* **Task directions**
Among the entries below, find the lines with "نمایید" and copy them.

++++ Task inputs ++++

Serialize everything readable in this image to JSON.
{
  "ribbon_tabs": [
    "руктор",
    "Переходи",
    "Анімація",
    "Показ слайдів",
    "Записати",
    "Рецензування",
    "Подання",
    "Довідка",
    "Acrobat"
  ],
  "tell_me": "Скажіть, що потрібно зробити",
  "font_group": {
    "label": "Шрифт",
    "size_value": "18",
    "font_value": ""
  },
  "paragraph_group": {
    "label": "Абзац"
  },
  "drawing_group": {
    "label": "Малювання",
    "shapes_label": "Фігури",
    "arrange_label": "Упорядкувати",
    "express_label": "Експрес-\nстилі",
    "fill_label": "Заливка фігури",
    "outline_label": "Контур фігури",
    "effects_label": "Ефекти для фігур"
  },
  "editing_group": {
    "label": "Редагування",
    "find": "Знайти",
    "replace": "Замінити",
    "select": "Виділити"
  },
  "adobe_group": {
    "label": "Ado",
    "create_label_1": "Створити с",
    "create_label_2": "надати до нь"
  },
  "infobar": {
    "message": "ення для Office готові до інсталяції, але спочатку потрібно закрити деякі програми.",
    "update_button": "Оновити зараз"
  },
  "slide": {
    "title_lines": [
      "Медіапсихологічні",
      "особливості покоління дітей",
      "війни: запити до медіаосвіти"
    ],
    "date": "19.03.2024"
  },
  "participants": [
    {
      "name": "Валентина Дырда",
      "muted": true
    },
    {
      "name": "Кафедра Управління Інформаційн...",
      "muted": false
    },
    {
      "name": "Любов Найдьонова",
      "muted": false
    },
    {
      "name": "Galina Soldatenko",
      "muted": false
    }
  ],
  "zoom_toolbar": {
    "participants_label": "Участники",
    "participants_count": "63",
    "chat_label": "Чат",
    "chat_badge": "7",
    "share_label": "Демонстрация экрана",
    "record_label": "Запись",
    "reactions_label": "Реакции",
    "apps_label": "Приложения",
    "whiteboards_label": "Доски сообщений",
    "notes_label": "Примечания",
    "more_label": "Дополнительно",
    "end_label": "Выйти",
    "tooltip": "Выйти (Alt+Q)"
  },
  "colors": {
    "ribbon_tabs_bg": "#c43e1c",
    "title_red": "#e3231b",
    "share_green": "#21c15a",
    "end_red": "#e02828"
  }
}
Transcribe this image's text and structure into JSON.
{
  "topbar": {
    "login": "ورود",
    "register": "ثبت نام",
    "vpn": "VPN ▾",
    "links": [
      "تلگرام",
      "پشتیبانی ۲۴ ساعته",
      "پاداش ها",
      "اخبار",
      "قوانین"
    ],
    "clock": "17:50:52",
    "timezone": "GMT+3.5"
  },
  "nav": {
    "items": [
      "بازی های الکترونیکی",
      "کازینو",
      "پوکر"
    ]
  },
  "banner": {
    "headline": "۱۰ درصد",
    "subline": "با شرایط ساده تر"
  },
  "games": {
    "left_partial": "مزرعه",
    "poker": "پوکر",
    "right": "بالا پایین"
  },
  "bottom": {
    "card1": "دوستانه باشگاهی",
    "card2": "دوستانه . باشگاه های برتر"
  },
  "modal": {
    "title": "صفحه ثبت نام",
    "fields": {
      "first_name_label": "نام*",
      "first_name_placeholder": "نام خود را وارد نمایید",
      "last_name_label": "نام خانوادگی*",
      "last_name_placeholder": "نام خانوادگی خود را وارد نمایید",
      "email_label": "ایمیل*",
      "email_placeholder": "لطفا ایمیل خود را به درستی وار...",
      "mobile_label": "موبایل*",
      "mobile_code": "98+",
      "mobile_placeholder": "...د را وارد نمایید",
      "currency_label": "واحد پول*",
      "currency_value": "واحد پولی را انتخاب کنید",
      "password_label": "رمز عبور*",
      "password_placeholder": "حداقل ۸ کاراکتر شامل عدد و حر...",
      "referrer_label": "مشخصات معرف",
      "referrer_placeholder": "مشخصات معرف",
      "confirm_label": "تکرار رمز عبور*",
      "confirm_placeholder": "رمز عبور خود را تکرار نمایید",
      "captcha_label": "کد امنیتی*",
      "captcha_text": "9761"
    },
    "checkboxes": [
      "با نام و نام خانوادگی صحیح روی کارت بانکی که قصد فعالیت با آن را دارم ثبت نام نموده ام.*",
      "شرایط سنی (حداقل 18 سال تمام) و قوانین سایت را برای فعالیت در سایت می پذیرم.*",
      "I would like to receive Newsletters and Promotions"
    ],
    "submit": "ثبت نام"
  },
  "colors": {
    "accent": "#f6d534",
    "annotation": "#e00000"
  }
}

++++

* **Written response**
      "first_name_placeholder": "نام خود را وارد نمایید",
      "last_name_placeholder": "نام خانوادگی خود را وارد نمایید",
      "mobile_placeholder": "...د را وارد نمایید",
      "confirm_placeholder": "رمز عبور خود را تکرار نمایید",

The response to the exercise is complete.